This voluntary contact register, formerly known as UK DonorLink (UKDL), has been set up to enable people conceived through donated sperm or eggs, their donors and half-siblings to exchange information and, where desired, to contact each other. The register is available throughout the UK and has historically been intended for anyone who donated in a UK clinic or was conceived following treatment in a UK clinic before August 1991. Those that were conceived after 1 August 1991 are welcome to get involved as well.
At 19 years old I found out that I was donor conceived. Sadly my parents had been unable to have a child together due to my father’s infertility. My father had a hereditary illness and it was shortly before he died that my mother decided to tell my sister and I that he was not our real father. I think she chose this moment because she did not want us to worry that we may inherit his disease.
I loved my father dearly and I was heartbroken but also desperate to learn more about my genetic origins and who my donor was. It was tough, on the one hand I had this intense urge to know who I was and where I was from, yet on the other I did not want to be disrespectful for everything my father had done for me. I was in utter turmoil.
As time passed, I found out that I was conceived at a Harley St clinic in the 70s. My mother told me that the physician who had arranged the insemination was Dr Carruthers at Number 17. I contacted him immediately. Sadly he was unable to offer any help. My heart plummeted as he said, “All records were destroyed many years ago”. This was in the mid 90s and there was absolutely nothing I could do. What made it more difficult was that my sister had no interest in finding anything out. I felt utterly alone. I didn’t know anyone else who had been conceived in this way and I had no idea who to turn to. Nobody seemed to understand how affected me.
The months and years passed and I continued to think about this regularly but it was all so pointless. What could I do? Records had been destroyed, the internet was early days, so there was no information available to someone like myself. It was around 2004, I sat and watched a documentary about adoptees reuniting with their birth family, the internet was now more advanced and so I decided to do some research. I found a support group specifically for people who were donor conceived. I have no words which could even articulate how I felt in that moment. It was the most amazing feeling I had ever experienced. Finally I felt a sense of belonging and I could share how I felt with others who instinctively understood what I was going through. We were like a huge family.

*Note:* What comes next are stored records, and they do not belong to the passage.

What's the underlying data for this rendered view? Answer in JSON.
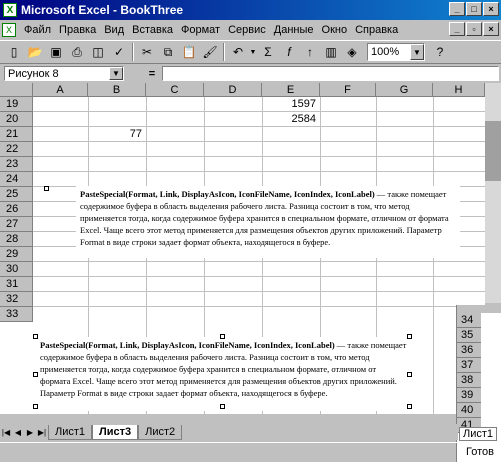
{
  "window": {
    "title": "Microsoft Excel - BookThree",
    "app_icon": "excel-icon"
  },
  "menu": [
    "Файл",
    "Правка",
    "Вид",
    "Вставка",
    "Формат",
    "Сервис",
    "Данные",
    "Окно",
    "Справка"
  ],
  "toolbar": {
    "zoom": "100%"
  },
  "formula_bar": {
    "name_box": "Рисунок 8",
    "equals": "=",
    "formula": ""
  },
  "columns": [
    "A",
    "B",
    "C",
    "D",
    "E",
    "F",
    "G",
    "H"
  ],
  "rows": [
    "19",
    "20",
    "21",
    "22",
    "23",
    "24",
    "25",
    "26",
    "27",
    "28",
    "29",
    "30",
    "31",
    "32",
    "33"
  ],
  "cells": {
    "E19": "1597",
    "E20": "2584",
    "B21": "77"
  },
  "ole1": {
    "bold": "PasteSpecial(Format, Link, DisplayAsIcon, IconFileName, IconIndex, IconLabel)",
    "text": " — также помещает содержимое буфера в область выделения рабочего листа. Разница состоит в том, что метод применяется тогда, когда содержимое буфера хранится в специальном формате, отличном от формата Excel. Чаще всего этот метод применяется для размещения объектов других приложений. Параметр Format в виде строки задает формат объекта, находящегося в буфере."
  },
  "ole2": {
    "bold": "PasteSpecial(Format, Link, DisplayAsIcon, IconFileName, IconIndex, IconLabel)",
    "text": " — также помещает содержимое буфера в область выделения рабочего листа. Разница состоит в том, что метод применяется тогда, когда содержимое буфера хранится в специальном формате, отличном от формата Excel. Чаще всего этот метод применяется для размещения объектов других приложений. Параметр Format в виде строки задает формат объекта, находящегося в буфере."
  },
  "sheets": [
    "Лист1",
    "Лист3",
    "Лист2"
  ],
  "active_sheet": "Лист3",
  "bg_rows": [
    "34",
    "35",
    "36",
    "37",
    "38",
    "39",
    "40",
    "41"
  ],
  "bg_tab": "Лист1",
  "status": "Готов"
}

A year or so later the government set up an organisation, UKDonorLink, now known as the Donor Conceived Register. The purpose of the organisation was for people who were donor conceived as well as donors to voluntarily submit their DNA so that they could be matched with their donor or half-siblings if any had registered. I was so excited for this and joined at its inception. Sadly I had found neither my donor or any siblings at that time. The service was poorly funded and poorly advertised.
In 2010 I registered my DNA with a genealogy website, again hopeful that I would find my donor or a half-sibling. Nothing closer than a 3rd to 4th cousin which was no help at all. In 2014 my luck began to change. A second cousin joined the website and she had a full family tree I could access. She wasn’t from my mother’s side. I knew my donor was likely to have been a medical student (they all were in the 70s), this helped me trace and work out who he was. But there was another crushing blow when I also quickly worked out that he had died five years earlier. Some months later, I contacted his siblings who had survived him. They were incredibly warm and helpful. They told me about my donor, his life and shared photos with me. It was amazing!
Three years on, in 2017, I finally found my first half-brother through the donor conceived register. Meeting my brother for the first time was one of the best days of my life! Soon after a half sister through the same organisation. I then registered with other genealogy websites, Ancestry, 23&me, MyHeritage until now in 2020 I have a total of 20 siblings, so far.
In finding my donors family and many siblings I have found a sense of peace I had never dreamed possible. Because of this, I remain committed to the Donor Conceived Register to help and support others to find their answers and sense of peace too.